Watch out (or celebrate), Iran, Zahra Rahnavard may be your next Hillary Clinton. She’s an artist, a politician, and also the fire behind husband Mir-Hossein Mousavi’s presidential campaign. From what I’ve seen, it appears she might even have more followers than he does — crowds of women (and men) roar when she shows up to an event.
Rahnavard doesn’t resemble the wives of most Iranian political figures, who tend to stay quiet and concealed from the public. She’s anything but invisible, and the woman is not afraid to speak her mind. When conservative campaign rival President Mahmoud Ahmadinejad accused her of “skirting government rules” to earn her degrees (which, by the way, include a bachelors and masters in art, and a masters and doctorate in political science), she publicly reprimanded him. The Los Angeles Times reported her rebuttal: “Either [Ahmadinejad] cannot tolerate highly educated women or he’s discouraging women from playing an active role in society,” she said.
Rahnavard has written 15 books, served as the chancellor of Al-zahra University, and has had three daughters (who will hopefully follow in her footsteps). But what’s more inspiring to her fans is the seemingly modern relationship she and her husband share (surprisingly more modern than Mousavi’s political views, which are less reformist than they appear). The two hold hands in public—a gesture that is not commonly seen between Iranian politicians and their wives—and Rahnavard gives speeches for her husband when he is campaigning elsewhere.
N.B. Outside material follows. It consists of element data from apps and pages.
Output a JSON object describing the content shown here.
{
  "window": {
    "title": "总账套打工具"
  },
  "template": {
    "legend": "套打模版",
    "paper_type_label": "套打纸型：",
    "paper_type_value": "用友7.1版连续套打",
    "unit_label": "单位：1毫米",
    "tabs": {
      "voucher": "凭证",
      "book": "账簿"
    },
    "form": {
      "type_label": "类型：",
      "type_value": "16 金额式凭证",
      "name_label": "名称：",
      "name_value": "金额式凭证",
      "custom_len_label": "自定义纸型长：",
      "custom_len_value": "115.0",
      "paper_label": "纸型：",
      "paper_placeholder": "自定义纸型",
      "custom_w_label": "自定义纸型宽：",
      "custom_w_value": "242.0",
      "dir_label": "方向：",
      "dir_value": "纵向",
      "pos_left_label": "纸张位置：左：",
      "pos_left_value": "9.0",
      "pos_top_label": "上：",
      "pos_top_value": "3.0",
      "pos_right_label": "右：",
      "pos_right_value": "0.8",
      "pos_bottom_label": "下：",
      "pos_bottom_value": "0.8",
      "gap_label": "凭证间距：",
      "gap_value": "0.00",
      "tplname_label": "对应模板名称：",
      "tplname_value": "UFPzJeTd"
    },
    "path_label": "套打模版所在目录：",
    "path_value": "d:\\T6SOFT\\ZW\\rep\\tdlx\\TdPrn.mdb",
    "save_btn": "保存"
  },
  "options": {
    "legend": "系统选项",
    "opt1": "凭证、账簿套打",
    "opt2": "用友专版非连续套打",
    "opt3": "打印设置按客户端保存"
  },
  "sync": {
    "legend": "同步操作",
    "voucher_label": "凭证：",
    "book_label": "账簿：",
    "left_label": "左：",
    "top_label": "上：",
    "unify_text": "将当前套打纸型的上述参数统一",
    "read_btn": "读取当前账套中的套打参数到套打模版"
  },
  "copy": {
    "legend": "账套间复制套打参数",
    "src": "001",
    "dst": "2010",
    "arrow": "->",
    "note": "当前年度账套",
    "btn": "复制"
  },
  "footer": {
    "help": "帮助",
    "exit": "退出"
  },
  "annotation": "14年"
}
Breaking from tradition, Mousavi (often referred to as “husband of Rahnavard”) has placed his wife at the forefront of his campaign. And it’s a good thing he did, because her supporters, who can hardly contain themselves, will likely vote for Mousavi, come tomorrow. If I were an Iranian citizen, I probably would too, even if just to hear his wife’s followers chanting, “Rahnavard, Rahnavard, equality of woman and man!” [Los Angeles Times, CNN]